Although my peoples may not have taken up my invitation tonight, there is no shortage of attendees at the event. There’s around 300 here tonight and my friend Ghazal Ansari, chairwoman of Yorkshire Adabee Forum, informs me that the event has sold to full capacity and that they have had to refuse folk entry at the doors tonight. The crowd is mostly conservative, middle-class Pakistani. The owner of a conglomerate of Asian media companies is in the audience. I overhear there is a Pakistani General and his beti (daughter) in the room and there are various doctors who seem to be regulars at Yorkshire Adabee Forum events as they receive shoutouts from the hosts, Ghazal and Mr Mir, throughout the night. The female VIP’s are presented with a bracelet made of fresh red and white flowers. This is a tradition from Pakistani weddings where colourful, fragrant flowers are used to adorn the bride, women of the family as well as homes and the marital bed. I am surprised when a young woman approaches me to tie a bracelet onto my wrist a little into the evening. “From Ghazal”, she explains and I feel better about my outfit choice.

The poetry is everything that Urdu shahyari (poetry) is, elegant, rich, complex, frustratingly unreachable and then in the next moment perfectly reflecting my innermost parts back to me. The themes include the usual suspects of love and heartbreak. The words are so beautifully constructed and poignant that my heavily fortified heart is besieged and I risk ruining a decent application of eye makeup.
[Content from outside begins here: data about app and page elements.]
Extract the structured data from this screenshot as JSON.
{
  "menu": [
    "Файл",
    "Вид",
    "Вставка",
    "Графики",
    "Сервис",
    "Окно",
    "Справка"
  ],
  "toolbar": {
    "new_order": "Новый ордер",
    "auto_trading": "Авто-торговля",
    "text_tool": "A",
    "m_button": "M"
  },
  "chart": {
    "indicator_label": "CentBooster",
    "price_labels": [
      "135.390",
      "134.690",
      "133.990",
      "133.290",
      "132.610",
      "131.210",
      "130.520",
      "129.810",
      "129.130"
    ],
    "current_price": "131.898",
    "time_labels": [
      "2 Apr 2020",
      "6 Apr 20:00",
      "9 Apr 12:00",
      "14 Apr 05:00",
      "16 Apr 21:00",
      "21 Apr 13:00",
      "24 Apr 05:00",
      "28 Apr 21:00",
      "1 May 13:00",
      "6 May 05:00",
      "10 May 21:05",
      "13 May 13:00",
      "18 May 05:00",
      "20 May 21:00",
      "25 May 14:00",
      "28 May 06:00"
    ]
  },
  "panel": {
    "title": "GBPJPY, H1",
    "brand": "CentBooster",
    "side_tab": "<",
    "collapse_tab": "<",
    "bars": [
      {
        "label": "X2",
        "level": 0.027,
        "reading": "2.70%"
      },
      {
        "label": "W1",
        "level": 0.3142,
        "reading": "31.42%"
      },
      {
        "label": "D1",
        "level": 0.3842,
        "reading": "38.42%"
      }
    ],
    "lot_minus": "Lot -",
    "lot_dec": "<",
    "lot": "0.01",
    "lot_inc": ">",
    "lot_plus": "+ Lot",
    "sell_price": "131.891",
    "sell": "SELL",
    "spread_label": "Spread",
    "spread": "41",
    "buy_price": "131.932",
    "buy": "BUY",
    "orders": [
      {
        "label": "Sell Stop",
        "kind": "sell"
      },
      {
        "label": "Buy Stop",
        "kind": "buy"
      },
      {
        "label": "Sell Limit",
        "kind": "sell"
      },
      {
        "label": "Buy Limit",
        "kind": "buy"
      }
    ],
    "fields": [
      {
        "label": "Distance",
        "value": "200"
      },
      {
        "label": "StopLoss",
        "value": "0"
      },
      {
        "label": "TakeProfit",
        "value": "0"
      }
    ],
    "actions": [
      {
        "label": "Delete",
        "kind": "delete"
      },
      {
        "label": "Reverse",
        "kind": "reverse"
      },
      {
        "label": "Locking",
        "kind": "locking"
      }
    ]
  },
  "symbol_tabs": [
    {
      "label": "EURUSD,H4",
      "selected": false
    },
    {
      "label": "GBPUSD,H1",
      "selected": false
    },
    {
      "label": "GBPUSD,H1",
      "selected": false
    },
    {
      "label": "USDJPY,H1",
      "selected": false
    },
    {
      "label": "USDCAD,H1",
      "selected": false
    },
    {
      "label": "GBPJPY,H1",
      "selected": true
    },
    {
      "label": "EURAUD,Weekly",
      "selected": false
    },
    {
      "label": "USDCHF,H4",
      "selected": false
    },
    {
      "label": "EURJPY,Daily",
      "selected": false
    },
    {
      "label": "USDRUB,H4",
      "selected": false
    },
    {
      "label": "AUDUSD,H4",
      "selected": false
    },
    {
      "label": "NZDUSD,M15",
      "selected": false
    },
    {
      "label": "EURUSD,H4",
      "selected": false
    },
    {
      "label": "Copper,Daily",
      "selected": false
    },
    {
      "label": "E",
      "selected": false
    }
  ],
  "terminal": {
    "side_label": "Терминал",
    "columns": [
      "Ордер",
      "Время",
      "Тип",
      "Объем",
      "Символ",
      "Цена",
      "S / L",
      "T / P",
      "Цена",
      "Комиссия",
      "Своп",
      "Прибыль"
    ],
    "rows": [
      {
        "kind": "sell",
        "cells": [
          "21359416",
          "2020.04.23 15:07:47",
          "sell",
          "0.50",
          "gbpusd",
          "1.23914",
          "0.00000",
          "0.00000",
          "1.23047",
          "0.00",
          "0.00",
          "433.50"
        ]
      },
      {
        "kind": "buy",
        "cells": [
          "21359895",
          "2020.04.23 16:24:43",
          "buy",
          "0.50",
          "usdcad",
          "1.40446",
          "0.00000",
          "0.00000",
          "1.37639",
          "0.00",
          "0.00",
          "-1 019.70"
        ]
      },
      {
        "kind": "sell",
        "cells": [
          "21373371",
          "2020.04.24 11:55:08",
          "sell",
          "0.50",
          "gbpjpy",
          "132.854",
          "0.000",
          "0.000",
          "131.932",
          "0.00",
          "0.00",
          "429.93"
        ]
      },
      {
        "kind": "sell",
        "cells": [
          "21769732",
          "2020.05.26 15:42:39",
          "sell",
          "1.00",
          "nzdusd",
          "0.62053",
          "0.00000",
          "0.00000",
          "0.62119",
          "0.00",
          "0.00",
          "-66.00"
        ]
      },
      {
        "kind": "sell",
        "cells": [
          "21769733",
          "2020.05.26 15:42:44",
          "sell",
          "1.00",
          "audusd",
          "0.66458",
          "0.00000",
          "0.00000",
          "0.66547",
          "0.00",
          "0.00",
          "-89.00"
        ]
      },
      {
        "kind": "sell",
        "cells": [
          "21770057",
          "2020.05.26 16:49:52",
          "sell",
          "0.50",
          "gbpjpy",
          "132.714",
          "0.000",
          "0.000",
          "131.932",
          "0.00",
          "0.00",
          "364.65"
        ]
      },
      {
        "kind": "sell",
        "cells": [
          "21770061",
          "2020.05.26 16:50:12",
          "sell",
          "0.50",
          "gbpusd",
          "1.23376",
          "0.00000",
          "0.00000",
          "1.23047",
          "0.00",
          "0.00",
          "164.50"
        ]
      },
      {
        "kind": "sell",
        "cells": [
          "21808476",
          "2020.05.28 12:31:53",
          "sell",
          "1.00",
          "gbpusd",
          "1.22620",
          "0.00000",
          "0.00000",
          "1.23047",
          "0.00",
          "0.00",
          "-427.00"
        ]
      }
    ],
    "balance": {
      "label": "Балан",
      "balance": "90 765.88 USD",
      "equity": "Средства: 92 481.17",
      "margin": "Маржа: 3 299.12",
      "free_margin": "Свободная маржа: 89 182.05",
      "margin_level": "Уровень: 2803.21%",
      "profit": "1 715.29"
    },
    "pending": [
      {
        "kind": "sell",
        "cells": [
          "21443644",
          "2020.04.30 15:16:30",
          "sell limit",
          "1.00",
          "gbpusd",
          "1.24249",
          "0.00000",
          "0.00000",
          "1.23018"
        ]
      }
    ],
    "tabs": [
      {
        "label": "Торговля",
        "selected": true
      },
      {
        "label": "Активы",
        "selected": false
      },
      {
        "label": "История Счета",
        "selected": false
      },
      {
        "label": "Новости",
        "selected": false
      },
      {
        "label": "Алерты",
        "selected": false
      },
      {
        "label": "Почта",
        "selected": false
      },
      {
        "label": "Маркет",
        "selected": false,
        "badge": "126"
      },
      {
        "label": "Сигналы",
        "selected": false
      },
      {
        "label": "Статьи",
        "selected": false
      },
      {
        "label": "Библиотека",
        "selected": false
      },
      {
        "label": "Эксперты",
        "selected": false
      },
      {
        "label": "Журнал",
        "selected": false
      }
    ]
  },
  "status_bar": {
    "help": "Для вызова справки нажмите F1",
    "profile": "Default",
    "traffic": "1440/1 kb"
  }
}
The poets speak of patriotism, intolerance and religious extremism. My favourite of the night speaks of gender inequality imploring young women to rise up and resist the pressures and burdens of unsuitable and exploitative marriages.

I’m unsure of whether the poets are a diverse group. On the face of it yes – there is a young women from Yorkshire, another from Scotland and a Brummie too. The female to male ratio is low but we are represented. There are men in their 30’s, 40’s, 50’s, 60’s and beyond, hailing from London, Sheffield, Manchester and places inbetween and an ‘angry young man’ from Germany. Yet I get the impression that they are all part of the same clique. It’s privileged, conservative and international. Contrary to all my ideas about the universality of art, it seems understandable that privilege is a prerequisite for those who engage in creating this art form. Urdu poetry is incredibly complex and those who reach any kind of competence will have studied the form for many years. In Pakistan where the adult literacy rate is at 56% and the female adult literacy rate is 42% it is the elite who have the academic and economic freedoms to play with words in this manner.*

The words may be highbrow but I witness a convention of mushaira that reduces the space between performer and audience. The experienced audiences are extremely vocal in their appreciation of a good verse. In fact, they are rowdy and loud, engaging in what I would describe as positive heckling. Shouts of waaah are accompanied by an exuberant upward flick of the hand and forearm. I heard many times an incredulous questioning, “kya kerai hai?” Which literally translates to “what are you saying?” More accurately means something like, what a line! At times members of the audience repeat back the lines that the poet has shared or ask the poet to repeat their prose. It’s a wonderfully joyful appreciation of the art form.

The evening finishes with a dinner that, typical of south Asian timing, is served much later than expected. After dinner, Punjabi songstress, Shabnam, steals the show for me. A songbird of the diaspora, she seamless swings from soulful Punjabi classics like Terai yai Naina to Stand by Me. The familiar dohl beats and words of my ancestors stir up a desire to move inside of me. I look over the audience and can easily spot others like me, itching to defy the no dancing convention of this gathering, swaying, clapping and moving to the beat while in their seats. 

It’s past midnight as I say my goodbyes. I promise to return to another mushaira soon because unexpectedly, tonight, conservative, middle class, Pakistanis made this liberal, daughter of Indian migrant farmers feel a little bit of home. I will, of course, be inappropriately dressed next time too. 
*UNESCO Institute for Statistics http://en.unesco.org/countries/pakistan